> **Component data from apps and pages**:
_ _ _ _

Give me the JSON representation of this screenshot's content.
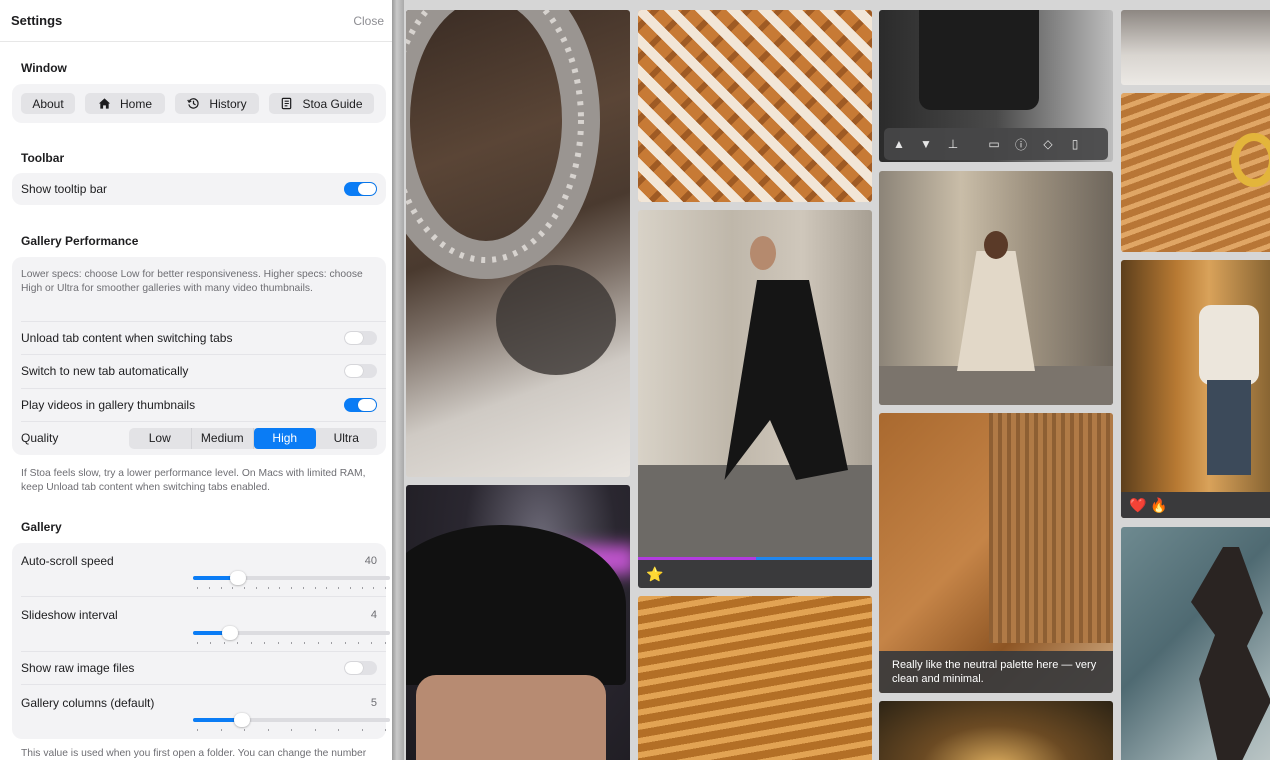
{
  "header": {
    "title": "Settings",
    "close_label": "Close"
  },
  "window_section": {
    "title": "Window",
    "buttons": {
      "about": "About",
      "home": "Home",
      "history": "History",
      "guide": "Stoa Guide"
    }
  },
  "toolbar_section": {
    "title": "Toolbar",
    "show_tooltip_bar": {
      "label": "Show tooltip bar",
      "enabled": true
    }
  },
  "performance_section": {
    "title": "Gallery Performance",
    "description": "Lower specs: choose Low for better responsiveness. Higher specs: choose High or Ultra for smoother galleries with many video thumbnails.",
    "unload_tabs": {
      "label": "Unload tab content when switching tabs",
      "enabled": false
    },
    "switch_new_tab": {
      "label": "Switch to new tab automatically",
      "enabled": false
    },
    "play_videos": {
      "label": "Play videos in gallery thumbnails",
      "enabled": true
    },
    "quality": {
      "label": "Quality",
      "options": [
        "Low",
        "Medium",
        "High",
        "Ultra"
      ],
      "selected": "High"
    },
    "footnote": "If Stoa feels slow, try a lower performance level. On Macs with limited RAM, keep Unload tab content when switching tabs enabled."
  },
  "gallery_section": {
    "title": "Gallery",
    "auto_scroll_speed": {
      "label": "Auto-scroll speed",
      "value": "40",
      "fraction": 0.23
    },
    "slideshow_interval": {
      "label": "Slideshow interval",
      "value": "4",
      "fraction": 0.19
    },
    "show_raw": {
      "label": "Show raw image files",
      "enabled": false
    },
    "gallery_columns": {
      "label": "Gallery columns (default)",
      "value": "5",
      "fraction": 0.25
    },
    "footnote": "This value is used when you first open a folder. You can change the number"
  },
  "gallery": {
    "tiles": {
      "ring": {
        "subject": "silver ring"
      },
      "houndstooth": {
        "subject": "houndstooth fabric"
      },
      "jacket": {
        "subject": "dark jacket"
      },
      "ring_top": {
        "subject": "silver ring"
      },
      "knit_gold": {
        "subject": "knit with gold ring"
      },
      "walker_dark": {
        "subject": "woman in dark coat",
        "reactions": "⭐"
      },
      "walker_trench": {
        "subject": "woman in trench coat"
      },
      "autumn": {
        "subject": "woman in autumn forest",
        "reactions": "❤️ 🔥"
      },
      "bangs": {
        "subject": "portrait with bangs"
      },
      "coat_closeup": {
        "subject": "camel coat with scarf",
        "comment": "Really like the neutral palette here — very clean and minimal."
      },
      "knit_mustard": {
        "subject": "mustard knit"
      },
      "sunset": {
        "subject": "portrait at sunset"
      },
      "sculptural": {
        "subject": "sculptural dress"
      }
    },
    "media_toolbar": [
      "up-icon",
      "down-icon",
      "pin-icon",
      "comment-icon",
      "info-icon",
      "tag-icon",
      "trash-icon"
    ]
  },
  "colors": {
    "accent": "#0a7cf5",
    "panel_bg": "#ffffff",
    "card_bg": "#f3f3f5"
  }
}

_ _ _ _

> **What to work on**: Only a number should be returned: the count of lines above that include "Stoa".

> **Answer to the problem**: 2